In view of the recent incidents relating to stack collapses on board and containers lost at sea, I thought a refresher on “What is container stowage planning and how it works” would be in order..
This is also to remind everyone in the shipping chain – exporters, agents, freight forwarders, carriers, documentation teams, vessel operators, and stowage planners, the importance of providing and using the correct information for the planning and stowage of the vessel..
Container stowage planning is an art and I absolutely loved the time when I used to do it.. While there are computer systems to do this these days, the basics remain the same..
In this article I have explained how the stowage planning works and why it is so important..
Supply chain is often described as the vital and crucial link required to get the product from the manufacturer to the market place for ultimate consumption by the consumers..
While this is a simple enough definition or explanation, it is not as easy as it sounds, especially in specialised industries like Pharmaceuticals..
ShipChain is bringing together some of the experts in the supply chain and pharmaceutical industries to understand the past, present, and future challenges for pharma and medical supply chains in the COVID-19 era..
The expert panelists will examine how supply chains will need to adapt in order to weather the storm caused by this pandemic and the future of pharmaceutical and medical supply chains..
Hydrogen is being considered as a very viable alternative to fossil fuels and low sulphur fuels to power the maritime industry..
The Hydrogen Council, a CEO lead coalition comprising of 92 members including large multinationals, innovative SMEs and investors collectively welcomed two new steering members: CMA CGM and Microsoft; seven supporting members: Baker Hughes, Clariant, MAHLE, NYK Line, Port of Rotterdam, TechnipFMC and Umicore; and two investors: Mubadala Investment Company and Providence Asset Group..

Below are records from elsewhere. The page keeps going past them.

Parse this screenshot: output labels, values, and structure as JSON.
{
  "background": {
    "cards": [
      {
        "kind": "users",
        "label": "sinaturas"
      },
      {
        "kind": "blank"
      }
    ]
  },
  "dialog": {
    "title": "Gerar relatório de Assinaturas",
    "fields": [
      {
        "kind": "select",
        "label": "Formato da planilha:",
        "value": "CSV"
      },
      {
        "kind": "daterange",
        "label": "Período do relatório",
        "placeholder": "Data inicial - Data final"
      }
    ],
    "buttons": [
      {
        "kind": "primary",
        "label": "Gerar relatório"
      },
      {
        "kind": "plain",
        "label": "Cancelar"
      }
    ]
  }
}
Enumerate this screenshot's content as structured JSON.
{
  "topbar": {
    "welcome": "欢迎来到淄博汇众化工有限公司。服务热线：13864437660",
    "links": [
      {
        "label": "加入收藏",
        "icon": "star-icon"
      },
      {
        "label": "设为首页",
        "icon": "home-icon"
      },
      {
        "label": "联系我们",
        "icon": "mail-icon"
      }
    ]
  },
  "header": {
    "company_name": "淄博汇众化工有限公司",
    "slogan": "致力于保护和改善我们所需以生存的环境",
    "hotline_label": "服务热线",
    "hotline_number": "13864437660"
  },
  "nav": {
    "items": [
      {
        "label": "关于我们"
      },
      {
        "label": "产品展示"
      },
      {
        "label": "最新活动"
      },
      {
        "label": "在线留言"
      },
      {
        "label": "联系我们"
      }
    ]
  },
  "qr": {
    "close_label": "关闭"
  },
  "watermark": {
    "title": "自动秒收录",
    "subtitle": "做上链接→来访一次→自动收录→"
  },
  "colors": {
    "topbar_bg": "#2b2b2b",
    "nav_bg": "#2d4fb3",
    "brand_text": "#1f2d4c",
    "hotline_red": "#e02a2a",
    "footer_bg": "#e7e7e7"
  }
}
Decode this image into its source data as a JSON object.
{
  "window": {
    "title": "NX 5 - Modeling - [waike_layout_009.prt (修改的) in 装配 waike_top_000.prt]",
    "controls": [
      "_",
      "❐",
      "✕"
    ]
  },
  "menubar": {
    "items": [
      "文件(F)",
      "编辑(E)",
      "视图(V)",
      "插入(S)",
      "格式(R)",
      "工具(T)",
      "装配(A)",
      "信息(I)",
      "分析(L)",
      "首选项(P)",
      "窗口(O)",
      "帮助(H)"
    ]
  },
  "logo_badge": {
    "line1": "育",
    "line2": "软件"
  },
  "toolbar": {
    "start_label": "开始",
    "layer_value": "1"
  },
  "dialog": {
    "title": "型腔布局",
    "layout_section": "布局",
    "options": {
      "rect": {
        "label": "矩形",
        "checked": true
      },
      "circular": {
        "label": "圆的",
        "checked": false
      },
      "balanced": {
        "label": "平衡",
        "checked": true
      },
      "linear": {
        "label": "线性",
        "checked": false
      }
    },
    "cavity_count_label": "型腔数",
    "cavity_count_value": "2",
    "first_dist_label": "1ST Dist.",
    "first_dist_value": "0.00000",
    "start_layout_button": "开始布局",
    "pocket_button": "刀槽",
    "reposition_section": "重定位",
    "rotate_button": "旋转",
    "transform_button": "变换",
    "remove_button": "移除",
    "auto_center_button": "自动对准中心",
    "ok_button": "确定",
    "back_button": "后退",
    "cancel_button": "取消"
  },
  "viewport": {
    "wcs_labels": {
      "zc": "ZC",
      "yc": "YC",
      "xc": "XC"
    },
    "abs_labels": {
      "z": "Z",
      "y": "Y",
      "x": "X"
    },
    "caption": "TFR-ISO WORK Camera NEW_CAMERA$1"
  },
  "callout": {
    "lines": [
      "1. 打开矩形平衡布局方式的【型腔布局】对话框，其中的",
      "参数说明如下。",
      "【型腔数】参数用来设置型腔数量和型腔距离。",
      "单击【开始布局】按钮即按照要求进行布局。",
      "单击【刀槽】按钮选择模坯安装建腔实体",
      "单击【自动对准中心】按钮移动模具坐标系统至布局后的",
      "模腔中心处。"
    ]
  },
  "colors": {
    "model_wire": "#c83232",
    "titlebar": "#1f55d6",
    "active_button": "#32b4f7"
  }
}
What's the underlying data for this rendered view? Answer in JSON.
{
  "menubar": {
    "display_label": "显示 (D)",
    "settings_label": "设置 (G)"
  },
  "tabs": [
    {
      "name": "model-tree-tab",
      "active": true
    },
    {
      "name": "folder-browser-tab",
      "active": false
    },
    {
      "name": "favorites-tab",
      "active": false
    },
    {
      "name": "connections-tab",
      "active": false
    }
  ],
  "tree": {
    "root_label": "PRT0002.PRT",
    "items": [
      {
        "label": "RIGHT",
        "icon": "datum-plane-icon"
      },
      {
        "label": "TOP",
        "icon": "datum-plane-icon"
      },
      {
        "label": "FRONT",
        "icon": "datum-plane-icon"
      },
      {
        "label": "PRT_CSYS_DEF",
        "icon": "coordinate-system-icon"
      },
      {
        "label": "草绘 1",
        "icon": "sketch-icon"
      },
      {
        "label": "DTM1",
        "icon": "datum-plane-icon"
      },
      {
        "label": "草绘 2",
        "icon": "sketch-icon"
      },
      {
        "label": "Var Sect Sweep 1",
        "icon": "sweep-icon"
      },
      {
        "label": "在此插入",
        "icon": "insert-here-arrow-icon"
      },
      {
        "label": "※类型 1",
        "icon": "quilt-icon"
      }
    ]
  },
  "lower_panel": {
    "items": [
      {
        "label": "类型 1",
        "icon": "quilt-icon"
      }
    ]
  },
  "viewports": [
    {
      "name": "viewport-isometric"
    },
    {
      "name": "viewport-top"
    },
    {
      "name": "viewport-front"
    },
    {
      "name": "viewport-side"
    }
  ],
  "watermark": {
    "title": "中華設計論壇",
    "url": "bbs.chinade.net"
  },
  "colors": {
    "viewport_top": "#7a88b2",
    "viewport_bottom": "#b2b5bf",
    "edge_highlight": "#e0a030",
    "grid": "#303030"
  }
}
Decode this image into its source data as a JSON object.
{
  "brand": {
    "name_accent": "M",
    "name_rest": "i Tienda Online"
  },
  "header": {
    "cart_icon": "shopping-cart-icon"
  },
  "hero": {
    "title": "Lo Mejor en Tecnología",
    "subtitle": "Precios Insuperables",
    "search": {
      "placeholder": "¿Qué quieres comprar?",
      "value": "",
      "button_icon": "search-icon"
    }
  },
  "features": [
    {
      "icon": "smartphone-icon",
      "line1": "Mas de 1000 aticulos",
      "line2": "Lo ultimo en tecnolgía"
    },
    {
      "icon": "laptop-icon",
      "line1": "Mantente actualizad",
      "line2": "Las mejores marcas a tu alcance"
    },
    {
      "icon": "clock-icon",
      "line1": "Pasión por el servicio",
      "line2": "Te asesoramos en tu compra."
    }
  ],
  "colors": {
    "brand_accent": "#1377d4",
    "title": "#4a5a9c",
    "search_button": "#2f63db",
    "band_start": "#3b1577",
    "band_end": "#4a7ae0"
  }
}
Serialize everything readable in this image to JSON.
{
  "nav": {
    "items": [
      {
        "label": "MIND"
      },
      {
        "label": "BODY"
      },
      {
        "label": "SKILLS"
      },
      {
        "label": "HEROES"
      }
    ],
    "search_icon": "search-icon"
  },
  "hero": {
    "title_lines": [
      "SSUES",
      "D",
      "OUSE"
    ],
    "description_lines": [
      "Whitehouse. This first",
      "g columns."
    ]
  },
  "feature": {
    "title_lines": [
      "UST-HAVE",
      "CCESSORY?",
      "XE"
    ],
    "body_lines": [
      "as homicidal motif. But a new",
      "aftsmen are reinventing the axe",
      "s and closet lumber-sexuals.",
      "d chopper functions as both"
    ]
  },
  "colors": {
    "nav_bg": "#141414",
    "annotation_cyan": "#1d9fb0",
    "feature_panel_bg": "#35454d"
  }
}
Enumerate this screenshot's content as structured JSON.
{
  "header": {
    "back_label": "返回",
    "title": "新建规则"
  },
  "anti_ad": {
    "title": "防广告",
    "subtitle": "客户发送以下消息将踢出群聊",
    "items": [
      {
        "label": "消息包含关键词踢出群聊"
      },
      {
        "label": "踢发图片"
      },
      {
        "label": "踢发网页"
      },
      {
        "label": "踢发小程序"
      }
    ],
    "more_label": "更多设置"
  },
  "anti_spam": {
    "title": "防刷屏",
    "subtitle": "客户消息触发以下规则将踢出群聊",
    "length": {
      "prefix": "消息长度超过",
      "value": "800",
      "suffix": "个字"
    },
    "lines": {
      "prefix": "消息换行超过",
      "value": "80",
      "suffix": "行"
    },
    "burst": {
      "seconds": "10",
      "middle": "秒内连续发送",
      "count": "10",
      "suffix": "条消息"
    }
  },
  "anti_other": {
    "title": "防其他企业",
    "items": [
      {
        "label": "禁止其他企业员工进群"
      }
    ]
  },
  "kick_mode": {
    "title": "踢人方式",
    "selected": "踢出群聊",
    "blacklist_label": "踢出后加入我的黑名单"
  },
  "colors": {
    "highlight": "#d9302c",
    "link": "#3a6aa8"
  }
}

Since the inception of containerisation, the shipping container has been used to ship various products around the world.. An estimated 793.26 million TEUs were handled in container ports worldwide in 2019.. As of this article, 23.8 million TEUs are being shipped around the world in 6,136 active container ships.. These containers are being carried on container ships that are increasing in size and capacity year after year..
Naturally, there is increased concern and focus on the safety of the ship, its crew due to the number of containers being carried onboard especially because there have been several maritime disasters in the last few years, some of which have been reported in detail on this site..
A few of the incidents that involved containers falling of a ship have been attributed to the lashing of containers onboard or lack thereof..
We look at the importance of proper lashing of containers onboard ships..
Achieving and maintaining profitability has been one of the serious problems faced by many freight forwarders and more so, in these trying times..
A Freight Forwarder is a multi-function agent/operator who undertakes to handle the movement of goods from point to point on behalf of the cargo owner and the essence of freight forwarding is to ensure that the cargo is collected from the seller and delivered to the buyer at the required place, at the right price and in the same condition that it is picked up from origin using the most suitable and optimal resources and routing possible..
While reducing costs, keeping costs low or maintaining the costs over a period of time is key to achieving profitability in freight forwarding, there are also other ways to be profitable in freight forwarding..
The ubiquitous freight or shipping container has become an integral part of our lives not just if you are in the industry handling and moving these containers from point to point, but for all the businesses and industries that use the container..
It has been universally hailed as one of the greatest inventions of the modern world, one that completely changed the way in which business has been done since the 20th century and really and truly made the world a smaller place and the one true architect of Globalisation..
Exporters, importers, traders, packing houses, ports, customs, border authorities, police, clearing agents, freight forwarders, stevedores, hauliers, weighbridges ……………………….. and many more entities involved in a trade transaction may be seeing and handling a container on a daily basis..
But although many of these people see a container not everyone understands the many markings on a container..
The markings on a container play a very significant role in the movement of the container as they provide vital information to all entities in the supply chain relating to the monitoring and safety of the container and cargo during its carriage..
Let us look at each of the markings on a container individually using an example below..
The MSC Palak a Portuguese flagged container ship built in 2016 with a carrying capacity of 9,411 TEUs is reported to have lost 23 containers while at anchorage around the Port of Ngqura (Coega) along the Eastern Coast of South Africa..